The business helps keep him afford his passion. "Flying a helicopter is so expensive," he said. "Otherwise, I couldn't if I was just flying as a hobby."
Marc Tripari's business has been falling steadily for the last 17 years. Literally.
He estimates that 1,000 to 2,000 people a year skydive with his company, with the numbers jumping around a bit. "It's a very weather-dependent business."
He has been located at the airport since 1999 and has a staff of 10. After working throughout New England and in New York and Florida, he chose Newport for the scenic views from aloft: Narragansett Bay, big bridges, sailboats.

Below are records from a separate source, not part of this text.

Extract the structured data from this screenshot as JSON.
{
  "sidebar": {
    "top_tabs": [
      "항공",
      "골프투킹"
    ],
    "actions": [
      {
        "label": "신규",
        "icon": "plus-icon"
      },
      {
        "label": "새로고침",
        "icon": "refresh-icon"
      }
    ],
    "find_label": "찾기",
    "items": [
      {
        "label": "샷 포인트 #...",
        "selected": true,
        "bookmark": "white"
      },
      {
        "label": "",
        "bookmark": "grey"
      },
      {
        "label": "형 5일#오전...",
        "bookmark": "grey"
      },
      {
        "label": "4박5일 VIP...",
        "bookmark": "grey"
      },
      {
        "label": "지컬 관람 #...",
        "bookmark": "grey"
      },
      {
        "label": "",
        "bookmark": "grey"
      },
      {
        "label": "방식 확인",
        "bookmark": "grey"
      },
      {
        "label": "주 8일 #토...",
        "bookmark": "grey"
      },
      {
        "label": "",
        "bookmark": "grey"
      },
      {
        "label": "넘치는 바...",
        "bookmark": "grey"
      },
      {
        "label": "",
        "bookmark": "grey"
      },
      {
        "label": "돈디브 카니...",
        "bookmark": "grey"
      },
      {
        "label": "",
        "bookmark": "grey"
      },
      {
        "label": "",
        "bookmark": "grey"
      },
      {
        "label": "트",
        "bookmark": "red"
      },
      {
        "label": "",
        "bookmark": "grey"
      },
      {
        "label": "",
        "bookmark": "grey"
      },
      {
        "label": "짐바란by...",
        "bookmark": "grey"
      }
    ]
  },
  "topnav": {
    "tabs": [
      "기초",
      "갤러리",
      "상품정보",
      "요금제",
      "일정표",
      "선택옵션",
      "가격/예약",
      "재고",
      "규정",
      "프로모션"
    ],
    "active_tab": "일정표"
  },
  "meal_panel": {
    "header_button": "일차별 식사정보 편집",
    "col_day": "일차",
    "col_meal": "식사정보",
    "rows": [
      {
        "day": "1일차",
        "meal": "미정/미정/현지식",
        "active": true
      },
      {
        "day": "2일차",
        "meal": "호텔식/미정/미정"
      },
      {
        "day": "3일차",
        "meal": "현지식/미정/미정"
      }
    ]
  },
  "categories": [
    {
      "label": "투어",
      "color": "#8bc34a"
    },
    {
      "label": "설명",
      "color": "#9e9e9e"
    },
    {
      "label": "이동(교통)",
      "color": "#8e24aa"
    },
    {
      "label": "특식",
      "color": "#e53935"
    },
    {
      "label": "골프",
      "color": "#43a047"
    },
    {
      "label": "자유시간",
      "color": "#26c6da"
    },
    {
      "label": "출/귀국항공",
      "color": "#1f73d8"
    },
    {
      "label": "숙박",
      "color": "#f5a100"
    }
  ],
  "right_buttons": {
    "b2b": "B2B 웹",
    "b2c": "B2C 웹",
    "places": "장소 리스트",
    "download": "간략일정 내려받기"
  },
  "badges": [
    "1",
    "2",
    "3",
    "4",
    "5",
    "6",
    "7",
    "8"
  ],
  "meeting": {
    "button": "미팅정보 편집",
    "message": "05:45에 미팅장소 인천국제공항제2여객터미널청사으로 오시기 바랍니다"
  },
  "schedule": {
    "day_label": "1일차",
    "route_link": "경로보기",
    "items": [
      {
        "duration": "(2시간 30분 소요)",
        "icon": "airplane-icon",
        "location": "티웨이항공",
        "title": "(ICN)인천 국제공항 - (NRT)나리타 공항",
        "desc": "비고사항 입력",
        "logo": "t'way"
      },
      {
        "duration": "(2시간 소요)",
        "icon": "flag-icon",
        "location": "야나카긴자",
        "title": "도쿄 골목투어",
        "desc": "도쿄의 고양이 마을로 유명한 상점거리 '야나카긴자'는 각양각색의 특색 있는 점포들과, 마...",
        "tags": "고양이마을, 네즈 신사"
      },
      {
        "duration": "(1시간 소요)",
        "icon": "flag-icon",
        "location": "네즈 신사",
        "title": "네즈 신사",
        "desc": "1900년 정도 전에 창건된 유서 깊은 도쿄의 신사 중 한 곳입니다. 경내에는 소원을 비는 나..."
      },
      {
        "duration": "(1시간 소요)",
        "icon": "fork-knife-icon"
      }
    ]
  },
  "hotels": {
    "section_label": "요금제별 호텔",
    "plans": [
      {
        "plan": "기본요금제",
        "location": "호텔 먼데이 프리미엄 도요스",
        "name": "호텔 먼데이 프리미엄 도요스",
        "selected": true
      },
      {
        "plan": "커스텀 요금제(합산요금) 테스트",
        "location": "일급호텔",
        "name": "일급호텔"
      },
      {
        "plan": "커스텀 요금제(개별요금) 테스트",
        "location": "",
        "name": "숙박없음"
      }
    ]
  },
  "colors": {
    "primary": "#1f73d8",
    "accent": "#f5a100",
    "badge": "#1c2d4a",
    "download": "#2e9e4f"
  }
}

He charges $230 for a tandem jump, in which the customer is strapped to an instructor, and they jump together. Jumpers have run the gamut from 18-year-olds jumping on their birthday, the first day they legally can, to a woman in her 90s. And they jump for all sorts of reasons, from bachelorette parties to corporate bonding activities to people celebrating divorce. He likens skydiving to the dreams most people have in which they are flying. "This is really flying," he said. "This is the dream come true."
And like dreams, skydiving is safe, Tripari said. "We tell people the most dangerous part of their day is driving here and driving home," he said. "We consider ourselves a lot safer than skiing."
Like Codman, Tripari has seen the airport grow in his years there.
"It was definitely podunk, just a couple of old sofas in the middle of the lobby," he said.
Now, Skydive Newport is in its own brand-new building.
The roster: Where business takes off in R.I.
In addition to AvPorts, which manages the state's five general aviation airports under contract with the Rhode Island Airport Corporation, the following companies do business at those airports, with the type of business in parentheses where needed:
Quonset State Airport
Landings at Quonset (hangars)
Quonset Air Museum
North Central State Airport
Air Ventures (flight school)
New England Aviation (aircraft maintenance/repair)
North Central Flight Center (flight school)
RI Aviation (hangars, aircraft maintenance/repair)
TAS Aircraft Sales
Newport State Airport
Bird's Eye View Helicopters
Chris Aircraft (aircraft maintenance/repair)
Westerly State Airport
Dooney Aviation (aeronautical services)
New England Airlines
North American Hangars
Reeves Air (aircraft maintenance/repair)
Simmons Aviation (aircraft sales, charters, Warbird Flight Experience, banner towing)
Block Island State Airport
Bethany's Airport Diner
Block Island Tourism
New England Airlines
Resort Air (charters)
Original article can be found here: http://www.providencejournal.com